Saw a post and a blurb on one of my favorite blogs, Tiny Solitary Soldiers, about a game by the same name of the title of this post.
It sounded cool and Spacejacker has never led me astray, so I checked it out at the Tactical Assault Games website. I liked what I saw, in fact something about had me quite taken with it. I plucked down a mere eleven bucks, made some copies, and the rest is what you see here.
The rules, a solid QRS, and two decks of the Combat Cards
Why was I taken with these rules right off the bat? I mean really, there's tons and tons of rules out there, so why these? There was just an intangible quality about them. My curiosity was piqued when I saw solo scenarios and mechanics. Then I had to raise an eyebrow when I saw the game required zero dice. Genre ranges from WWII to modern to near-future, it's up to you and what you've got on hand, so far so good.

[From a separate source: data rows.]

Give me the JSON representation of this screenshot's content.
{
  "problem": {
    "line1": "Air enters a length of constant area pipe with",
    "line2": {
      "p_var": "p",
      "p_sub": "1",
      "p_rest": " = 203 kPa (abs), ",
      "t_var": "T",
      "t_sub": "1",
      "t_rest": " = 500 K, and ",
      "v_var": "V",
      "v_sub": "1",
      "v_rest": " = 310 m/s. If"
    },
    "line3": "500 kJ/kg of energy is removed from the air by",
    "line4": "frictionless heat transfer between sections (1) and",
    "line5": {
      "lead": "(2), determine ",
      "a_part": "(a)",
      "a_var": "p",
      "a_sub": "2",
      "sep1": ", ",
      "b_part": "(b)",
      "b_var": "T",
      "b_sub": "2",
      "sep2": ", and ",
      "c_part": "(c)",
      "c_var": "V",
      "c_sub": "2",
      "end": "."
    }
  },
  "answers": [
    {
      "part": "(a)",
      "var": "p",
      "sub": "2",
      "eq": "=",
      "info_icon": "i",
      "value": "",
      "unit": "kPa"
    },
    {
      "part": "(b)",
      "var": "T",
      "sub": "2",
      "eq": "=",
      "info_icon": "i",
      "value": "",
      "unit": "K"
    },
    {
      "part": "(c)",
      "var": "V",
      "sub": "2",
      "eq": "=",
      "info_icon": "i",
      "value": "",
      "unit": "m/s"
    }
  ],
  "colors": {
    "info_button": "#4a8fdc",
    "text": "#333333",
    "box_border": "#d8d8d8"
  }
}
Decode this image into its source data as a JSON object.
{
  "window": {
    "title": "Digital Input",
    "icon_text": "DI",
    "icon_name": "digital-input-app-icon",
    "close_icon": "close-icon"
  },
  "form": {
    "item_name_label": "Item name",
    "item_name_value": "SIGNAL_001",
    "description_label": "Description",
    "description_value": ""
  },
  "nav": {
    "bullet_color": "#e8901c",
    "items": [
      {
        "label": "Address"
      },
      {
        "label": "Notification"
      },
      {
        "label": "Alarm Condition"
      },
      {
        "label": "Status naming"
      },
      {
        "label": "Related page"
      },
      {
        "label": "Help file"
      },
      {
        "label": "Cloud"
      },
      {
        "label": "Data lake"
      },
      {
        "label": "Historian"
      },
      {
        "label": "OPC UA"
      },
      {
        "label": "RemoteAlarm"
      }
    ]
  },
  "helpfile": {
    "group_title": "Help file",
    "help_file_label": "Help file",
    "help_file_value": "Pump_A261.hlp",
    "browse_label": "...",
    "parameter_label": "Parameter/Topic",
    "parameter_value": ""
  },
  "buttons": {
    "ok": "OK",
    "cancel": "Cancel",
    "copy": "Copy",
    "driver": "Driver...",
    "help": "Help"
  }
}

It helped that the rulebook itself is free, here's a direct link. Sure, you get what you pay for, but these rules are well laid out, compact, and efficient. They get the job done in a no-frills manner in a simple, to-the-point style that said to me that this game is one of those that will be easy to get the hang of it and get on the tabletop quickly enough without a high learning curve.
After reading the rules, the overall package struck me as the love-child between Piquet and Hordes of the Things; two games that I absolutely adore and could play all the time. In Piquet the fog of war is always in full effect and just because you may want your troops to do something at an opportune moment, it doesn't mean they will. You have to wait on the right cards to come your way, and that's where the dice-less beauty of Combat Cards comes into play as well.
Each side of the conflict utilizes a combat card deck turn in and turn out. Here's a breakdown of a sample card. Playing these cards on your unit is what makes them 'go', be it moving, shooting, close combat, engineering, and more. If you don't have a move card in your hand, then your troops aren't moving that turn.
Other card mechanics including interrupt effects too like over-watch fire. The dice-less part comes into play when "rolling" for damage. When a unit shoots another unit, the top card of your deck is flipped over and you apply the combat result on that card to the target. This is further modified by steps up or down the combat result track depending on things like cover, firepower, and the like.
There's a list of units in the rules, each for a certain point value, and descriptions of what that unit does. There's also examples of what the unit could be, key word being "could". And this is where Combat Cards strikes me as Hordes of the Things, the units themselves are abstract, so really you can use anything you have on hand...or paint up specific units to match, it's up to you.
Scale is up to you as well, either you're throwing down on a skirmish level (one figure is one unit) or on an army level (five tanks is a single unit). A mechanized unit is pretty much anything that is augmented in the movement department, you define it by what you put on the table. In the long run, personally, I think it would be fun to paint up some 15mm sci-fi specifically for use here, putting multiple figures on a base and throwing in some mechs for good measure.
I think I've gone on enough here about the game, hopefully you get the idea! We've got a test battle lined up this week between a couple of 28mm skirmish platoons, so I'll be posting that batrep soon enough. Maybe I'll get in one of those solo games too...